This is more of a personal desire as I’m a left-handed guitarist, and I know it will never happen due to higher manufacturing costs and lower shipping demands.
I was very lucky. A lot of kids might not get a chance to play an instrument outside of school, so imagine the neglect they feel when they have that chance taken away from them, based on how they hold something. It’s annoying.
4. Managing money
Banking, taxes, mortgages, loans – I have come across these terms a lot since leaving school, and that begs the question: why was I never taught about any of them?
They might be boring things to learn about, but I would have been very thankful to come out of school with several documents on how to deal with my tax return, instead of having no clue about it.
5. Being employable
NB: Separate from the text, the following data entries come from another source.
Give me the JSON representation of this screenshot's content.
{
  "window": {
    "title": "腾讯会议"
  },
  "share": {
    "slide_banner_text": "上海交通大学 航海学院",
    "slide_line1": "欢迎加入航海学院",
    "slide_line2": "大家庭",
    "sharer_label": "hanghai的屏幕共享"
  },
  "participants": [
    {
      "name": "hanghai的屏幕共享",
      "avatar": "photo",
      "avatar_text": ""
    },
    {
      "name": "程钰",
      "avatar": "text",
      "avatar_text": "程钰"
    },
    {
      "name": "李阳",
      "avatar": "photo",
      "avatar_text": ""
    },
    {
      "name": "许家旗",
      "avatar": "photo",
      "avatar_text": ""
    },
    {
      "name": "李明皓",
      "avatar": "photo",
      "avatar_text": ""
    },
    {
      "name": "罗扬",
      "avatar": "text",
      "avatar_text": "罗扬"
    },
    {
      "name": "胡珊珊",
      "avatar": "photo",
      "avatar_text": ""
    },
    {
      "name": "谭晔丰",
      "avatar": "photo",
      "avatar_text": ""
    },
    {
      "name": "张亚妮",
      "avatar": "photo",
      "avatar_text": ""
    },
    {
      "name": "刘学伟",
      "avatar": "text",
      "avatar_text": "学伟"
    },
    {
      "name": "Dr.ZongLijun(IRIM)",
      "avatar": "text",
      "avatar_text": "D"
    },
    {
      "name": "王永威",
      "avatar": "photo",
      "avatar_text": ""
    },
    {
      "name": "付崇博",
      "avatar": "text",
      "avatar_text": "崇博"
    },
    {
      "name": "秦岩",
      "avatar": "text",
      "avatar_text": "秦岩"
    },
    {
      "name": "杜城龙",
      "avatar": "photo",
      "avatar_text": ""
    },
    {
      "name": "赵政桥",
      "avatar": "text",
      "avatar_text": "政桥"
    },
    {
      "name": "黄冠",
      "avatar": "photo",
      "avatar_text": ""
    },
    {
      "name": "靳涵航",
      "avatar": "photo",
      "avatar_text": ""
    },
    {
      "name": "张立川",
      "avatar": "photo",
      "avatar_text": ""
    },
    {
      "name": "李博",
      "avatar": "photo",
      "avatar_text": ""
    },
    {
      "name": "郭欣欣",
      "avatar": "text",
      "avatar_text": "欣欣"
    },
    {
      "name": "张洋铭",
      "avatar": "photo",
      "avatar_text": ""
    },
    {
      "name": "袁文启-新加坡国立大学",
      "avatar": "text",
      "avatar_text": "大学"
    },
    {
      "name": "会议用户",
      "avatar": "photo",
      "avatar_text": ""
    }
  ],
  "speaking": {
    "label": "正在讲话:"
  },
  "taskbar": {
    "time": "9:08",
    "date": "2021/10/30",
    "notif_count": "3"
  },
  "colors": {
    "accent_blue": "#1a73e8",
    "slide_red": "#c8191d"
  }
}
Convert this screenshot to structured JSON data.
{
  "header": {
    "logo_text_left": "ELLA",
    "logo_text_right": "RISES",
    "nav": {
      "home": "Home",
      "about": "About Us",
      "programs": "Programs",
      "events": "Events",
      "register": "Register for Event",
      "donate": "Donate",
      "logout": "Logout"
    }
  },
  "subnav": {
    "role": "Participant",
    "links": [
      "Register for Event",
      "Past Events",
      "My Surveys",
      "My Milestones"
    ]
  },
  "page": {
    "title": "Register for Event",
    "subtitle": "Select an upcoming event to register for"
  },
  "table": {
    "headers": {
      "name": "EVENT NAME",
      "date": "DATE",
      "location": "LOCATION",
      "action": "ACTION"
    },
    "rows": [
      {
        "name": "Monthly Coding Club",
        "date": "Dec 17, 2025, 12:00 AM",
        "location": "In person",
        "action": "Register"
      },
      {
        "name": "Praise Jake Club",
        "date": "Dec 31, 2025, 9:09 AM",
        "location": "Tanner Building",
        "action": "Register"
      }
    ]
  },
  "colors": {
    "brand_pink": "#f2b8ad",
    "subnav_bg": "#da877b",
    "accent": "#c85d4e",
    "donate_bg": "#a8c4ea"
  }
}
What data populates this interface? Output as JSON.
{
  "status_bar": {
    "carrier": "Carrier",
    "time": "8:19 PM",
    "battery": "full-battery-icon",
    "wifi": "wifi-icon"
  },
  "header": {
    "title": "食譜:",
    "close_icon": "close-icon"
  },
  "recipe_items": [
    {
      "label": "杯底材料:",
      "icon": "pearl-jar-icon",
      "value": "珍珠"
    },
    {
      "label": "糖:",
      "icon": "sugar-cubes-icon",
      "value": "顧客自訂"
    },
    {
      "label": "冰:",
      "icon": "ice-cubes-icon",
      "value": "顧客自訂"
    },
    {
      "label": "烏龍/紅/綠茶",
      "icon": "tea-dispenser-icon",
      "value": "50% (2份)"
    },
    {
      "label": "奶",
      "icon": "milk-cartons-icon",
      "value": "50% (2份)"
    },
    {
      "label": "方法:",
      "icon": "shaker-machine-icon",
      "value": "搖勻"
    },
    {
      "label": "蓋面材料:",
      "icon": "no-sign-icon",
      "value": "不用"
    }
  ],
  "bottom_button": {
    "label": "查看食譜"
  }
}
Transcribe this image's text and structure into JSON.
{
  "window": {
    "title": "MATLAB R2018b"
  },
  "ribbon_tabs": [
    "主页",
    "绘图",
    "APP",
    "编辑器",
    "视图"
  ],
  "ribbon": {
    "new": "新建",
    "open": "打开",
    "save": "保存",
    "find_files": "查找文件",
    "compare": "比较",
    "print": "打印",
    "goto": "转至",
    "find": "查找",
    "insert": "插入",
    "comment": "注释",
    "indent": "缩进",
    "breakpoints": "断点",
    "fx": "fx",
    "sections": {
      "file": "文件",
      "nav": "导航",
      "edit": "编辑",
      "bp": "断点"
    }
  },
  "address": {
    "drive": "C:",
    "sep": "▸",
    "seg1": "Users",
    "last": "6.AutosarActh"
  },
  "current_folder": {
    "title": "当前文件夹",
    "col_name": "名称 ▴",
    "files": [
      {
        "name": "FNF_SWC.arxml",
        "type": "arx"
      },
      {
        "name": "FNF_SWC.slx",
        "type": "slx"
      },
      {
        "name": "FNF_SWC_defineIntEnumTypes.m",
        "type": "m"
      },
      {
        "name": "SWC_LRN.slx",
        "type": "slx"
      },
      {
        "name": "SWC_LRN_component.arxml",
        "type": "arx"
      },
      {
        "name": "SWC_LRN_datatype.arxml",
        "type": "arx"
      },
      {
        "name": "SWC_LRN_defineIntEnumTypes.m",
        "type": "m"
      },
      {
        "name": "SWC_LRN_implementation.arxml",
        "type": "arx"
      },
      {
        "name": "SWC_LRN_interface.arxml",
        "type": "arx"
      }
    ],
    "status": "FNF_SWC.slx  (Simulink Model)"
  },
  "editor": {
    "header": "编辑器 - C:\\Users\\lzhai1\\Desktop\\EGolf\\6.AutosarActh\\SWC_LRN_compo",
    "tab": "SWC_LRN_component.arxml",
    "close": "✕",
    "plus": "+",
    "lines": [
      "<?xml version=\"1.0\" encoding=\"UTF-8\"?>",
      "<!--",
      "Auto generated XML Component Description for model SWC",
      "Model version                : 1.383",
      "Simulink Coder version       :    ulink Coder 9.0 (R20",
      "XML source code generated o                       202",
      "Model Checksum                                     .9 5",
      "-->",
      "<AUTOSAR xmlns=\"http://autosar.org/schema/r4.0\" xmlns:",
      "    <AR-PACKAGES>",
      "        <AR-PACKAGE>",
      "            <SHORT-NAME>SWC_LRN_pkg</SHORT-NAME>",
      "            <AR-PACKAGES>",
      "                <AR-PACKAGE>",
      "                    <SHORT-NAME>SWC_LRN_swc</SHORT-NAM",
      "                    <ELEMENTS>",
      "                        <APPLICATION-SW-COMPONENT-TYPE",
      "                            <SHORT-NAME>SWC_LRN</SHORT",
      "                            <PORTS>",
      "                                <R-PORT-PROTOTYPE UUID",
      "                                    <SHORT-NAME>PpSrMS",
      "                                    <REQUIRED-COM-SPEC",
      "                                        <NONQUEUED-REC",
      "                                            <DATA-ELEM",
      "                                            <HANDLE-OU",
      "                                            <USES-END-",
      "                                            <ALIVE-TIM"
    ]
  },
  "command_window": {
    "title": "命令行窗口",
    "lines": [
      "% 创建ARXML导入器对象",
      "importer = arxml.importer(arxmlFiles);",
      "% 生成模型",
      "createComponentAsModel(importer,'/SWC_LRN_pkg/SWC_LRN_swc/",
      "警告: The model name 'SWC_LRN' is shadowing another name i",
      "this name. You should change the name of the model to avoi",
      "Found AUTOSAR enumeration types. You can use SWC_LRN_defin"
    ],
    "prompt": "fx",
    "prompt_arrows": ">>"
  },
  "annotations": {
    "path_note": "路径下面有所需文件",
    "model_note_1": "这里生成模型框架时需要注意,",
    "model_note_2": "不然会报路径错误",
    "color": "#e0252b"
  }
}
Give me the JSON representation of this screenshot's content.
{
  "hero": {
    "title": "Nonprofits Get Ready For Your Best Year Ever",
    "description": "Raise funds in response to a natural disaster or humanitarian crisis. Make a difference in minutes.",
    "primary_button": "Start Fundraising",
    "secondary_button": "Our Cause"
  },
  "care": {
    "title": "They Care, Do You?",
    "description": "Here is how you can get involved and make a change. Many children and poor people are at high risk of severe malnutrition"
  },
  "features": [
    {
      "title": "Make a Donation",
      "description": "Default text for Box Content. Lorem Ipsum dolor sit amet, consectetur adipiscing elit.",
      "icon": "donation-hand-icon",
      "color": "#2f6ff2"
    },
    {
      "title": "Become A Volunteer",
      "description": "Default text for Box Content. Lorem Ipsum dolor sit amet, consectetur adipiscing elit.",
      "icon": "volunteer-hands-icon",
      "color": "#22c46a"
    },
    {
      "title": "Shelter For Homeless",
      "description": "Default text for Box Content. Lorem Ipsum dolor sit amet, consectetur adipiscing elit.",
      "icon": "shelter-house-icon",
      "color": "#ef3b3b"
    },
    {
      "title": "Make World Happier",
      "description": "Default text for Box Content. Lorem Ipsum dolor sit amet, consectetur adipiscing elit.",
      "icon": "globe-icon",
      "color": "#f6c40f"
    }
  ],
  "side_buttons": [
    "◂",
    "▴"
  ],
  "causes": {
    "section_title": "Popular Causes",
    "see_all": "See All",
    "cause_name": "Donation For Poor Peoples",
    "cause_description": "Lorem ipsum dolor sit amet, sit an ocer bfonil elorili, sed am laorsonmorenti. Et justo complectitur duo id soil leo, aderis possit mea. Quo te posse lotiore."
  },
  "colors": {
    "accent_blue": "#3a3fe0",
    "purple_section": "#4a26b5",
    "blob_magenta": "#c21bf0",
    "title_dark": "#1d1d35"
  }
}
Getting a job is something that every child in school will one day have to do. I was fortunate enough to have a few lessons where this topic was lightly addressed, but there could have been a lot more detail.
Researching companies, writing CVs and covering letters, preparing for interviews – all of these things would have been useful to learn about. Why not tailor the sessions towards the jobs that they want and perhaps offer a pupil reward for listening to the essential bits?
So there it everything I wish I’d learned in school. I hope that any teachers reading could apply this to their lessons in some form.
What do you wish you’d learned in school? Post your thoughts in the comments section.
- License: Creative Commons image source
Greg Henley writes for Carrot Rewards and takes a keen interest in education, creative writing and art.